EXERCISE INPUT
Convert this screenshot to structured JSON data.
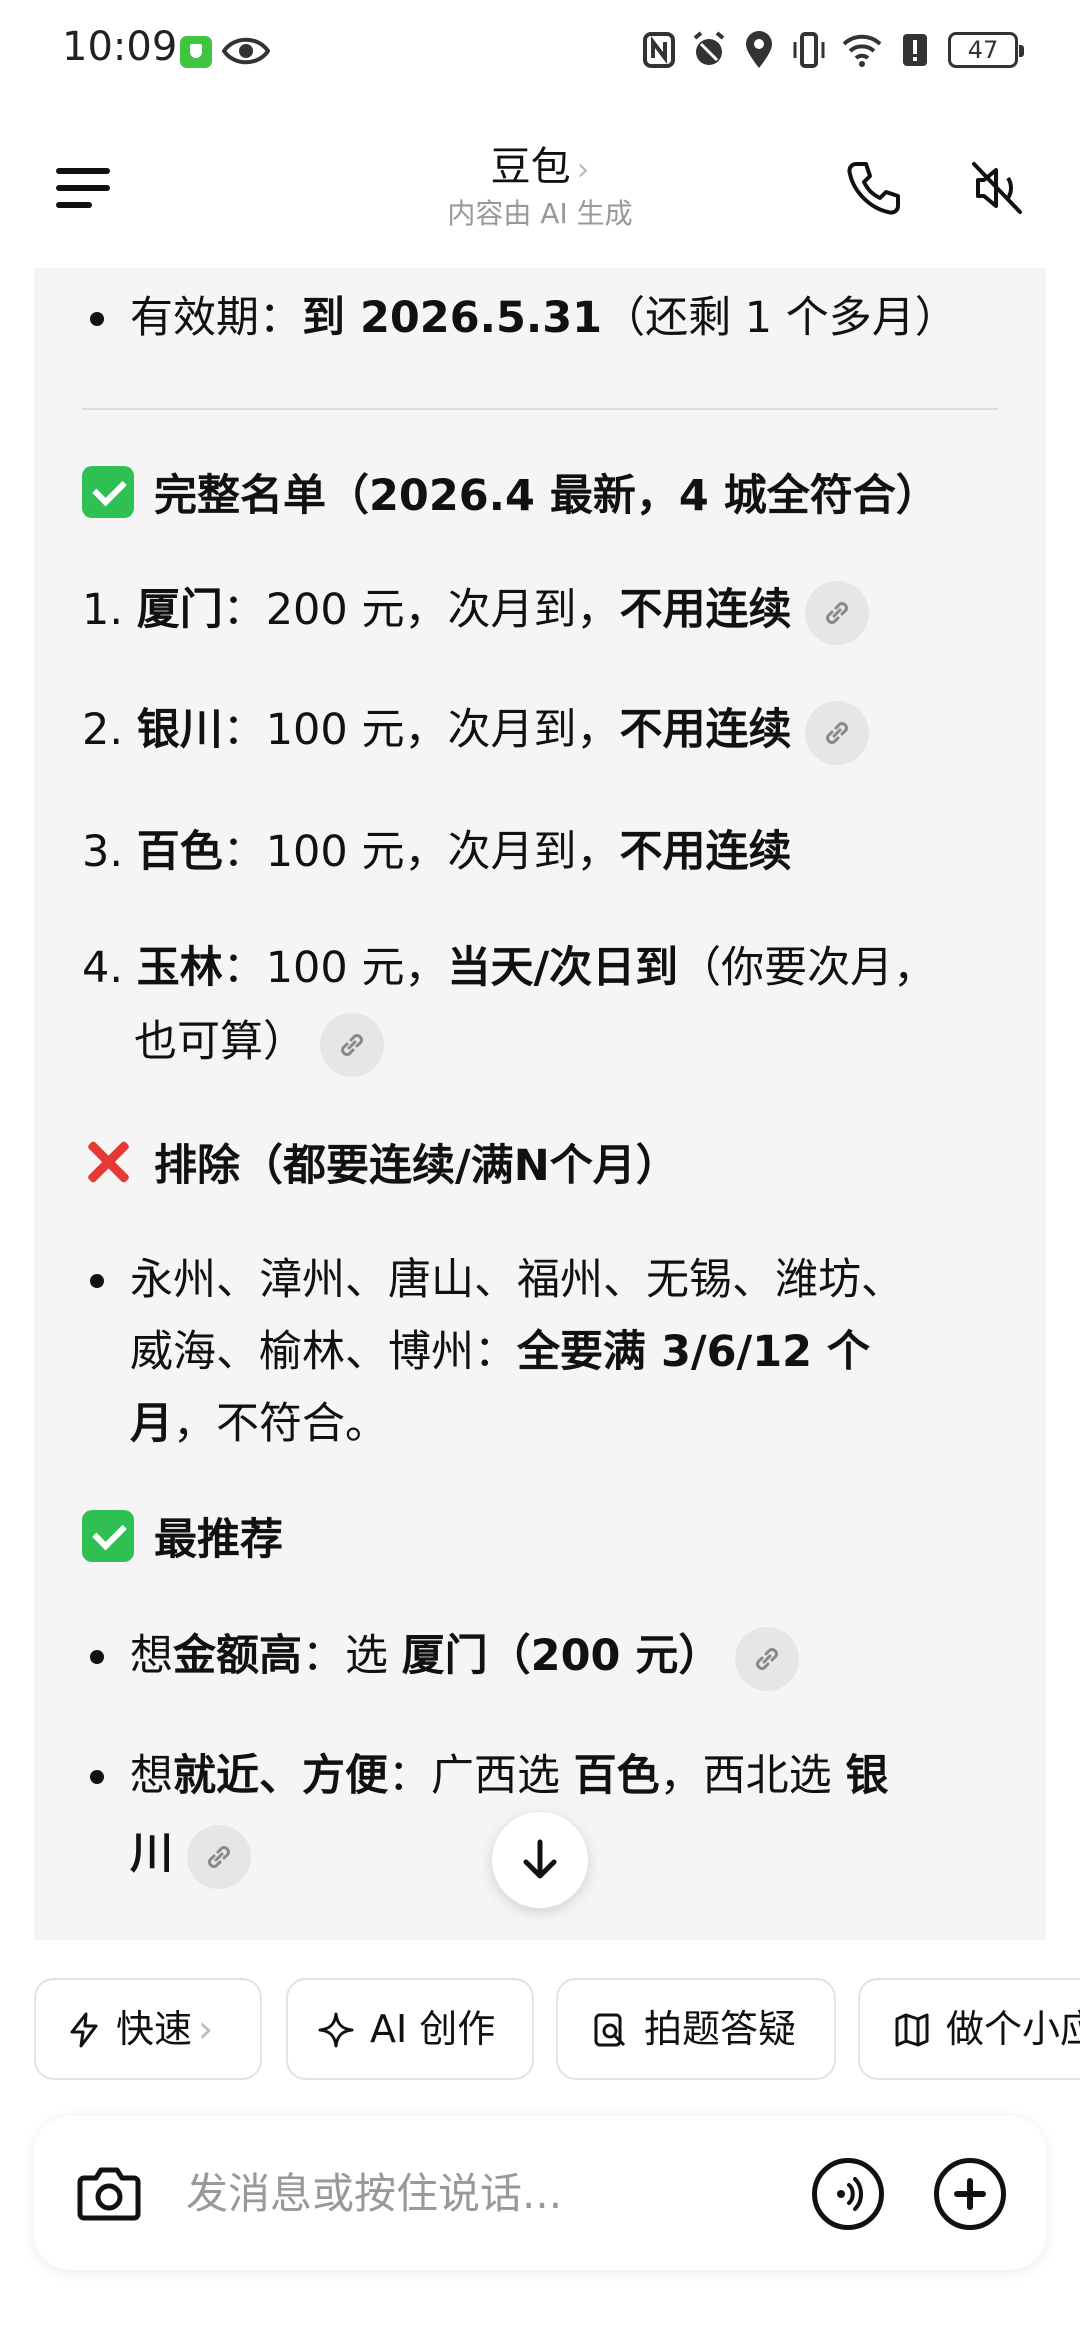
{
  "status_bar": {
    "time": "10:09",
    "battery": "47",
    "icons": [
      "shield-app-icon",
      "eye-icon",
      "nfc-icon",
      "alarm-icon",
      "location-icon",
      "vibrate-icon",
      "wifi-icon",
      "alert-icon",
      "battery-icon"
    ]
  },
  "header": {
    "title": "豆包",
    "title_chevron": "›",
    "subtitle": "内容由 AI 生成"
  },
  "message": {
    "validity": {
      "label": "有效期：",
      "value": "到 2026.5.31",
      "note": "（还剩 1 个多月）"
    },
    "full_list": {
      "heading": "完整名单（2026.4 最新，4 城全符合）",
      "items": [
        {
          "num": "1.",
          "city": "厦门",
          "text": "：200 元，次月到，",
          "bold": "不用连续",
          "has_link": true
        },
        {
          "num": "2.",
          "city": "银川",
          "text": "：100 元，次月到，",
          "bold": "不用连续",
          "has_link": true
        },
        {
          "num": "3.",
          "city": "百色",
          "text": "：100 元，次月到，",
          "bold": "不用连续",
          "has_link": false
        },
        {
          "num": "4.",
          "city": "玉林",
          "text": "：100 元，",
          "bold": "当天/次日到",
          "tail": "（你要次月，",
          "line2": "也可算）",
          "has_link": true
        }
      ]
    },
    "excluded": {
      "heading": "排除（都要连续/满N个月）",
      "line1": "永州、漳州、唐山、福州、无锡、潍坊、",
      "line2_a": "威海、榆林、博州：",
      "line2_b": "全要满 3/6/12 个",
      "line3_a": "月",
      "line3_b": "，不符合。"
    },
    "recommend": {
      "heading": "最推荐",
      "item1": {
        "a": "想",
        "b": "金额高",
        "c": "：选 ",
        "d": "厦门（200 元）"
      },
      "item2": {
        "a": "想",
        "b": "就近、方便",
        "c": "：广西选 ",
        "d": "百色",
        "e": "，西北选 ",
        "f": "银",
        "g": "川"
      }
    }
  },
  "chips": [
    {
      "label": "快速",
      "chevron": "›",
      "icon": "lightning-icon"
    },
    {
      "label": "AI 创作",
      "icon": "sparkle-icon"
    },
    {
      "label": "拍题答疑",
      "icon": "photo-question-icon"
    },
    {
      "label": "做个小应",
      "icon": "map-icon"
    }
  ],
  "input": {
    "placeholder": "发消息或按住说话..."
  },
  "colors": {
    "card_bg": "#f5f5f5",
    "check_green": "#2fbf53",
    "cross_red": "#e53935"
  }
}
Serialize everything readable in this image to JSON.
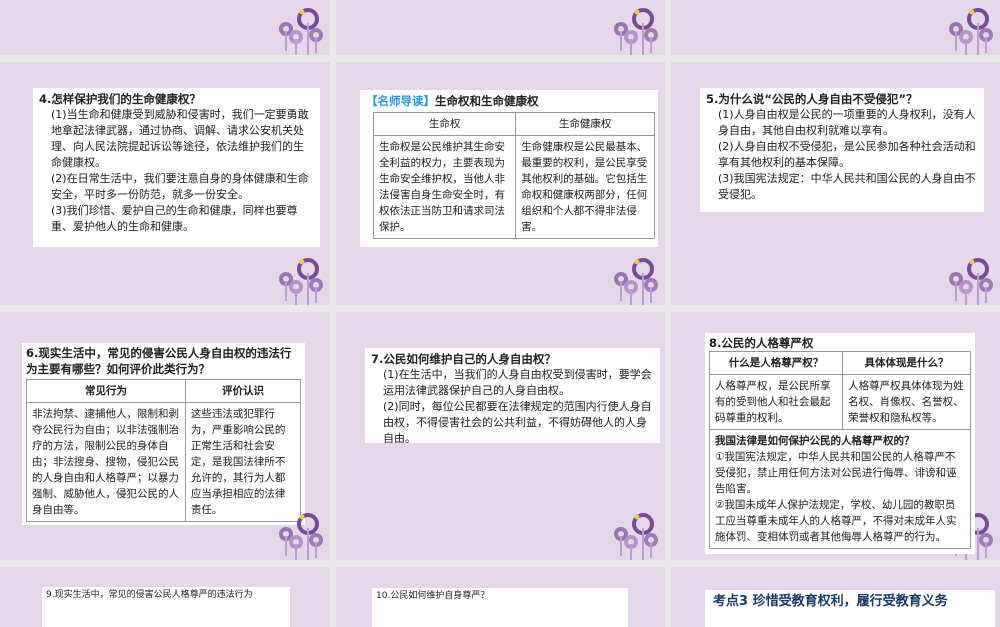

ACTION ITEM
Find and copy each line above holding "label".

RESULT BELOW
      "label": "有效期：",
      "label": "快速",
      "label": "AI 创作",
      "label": "拍题答疑",
      "label": "做个小应",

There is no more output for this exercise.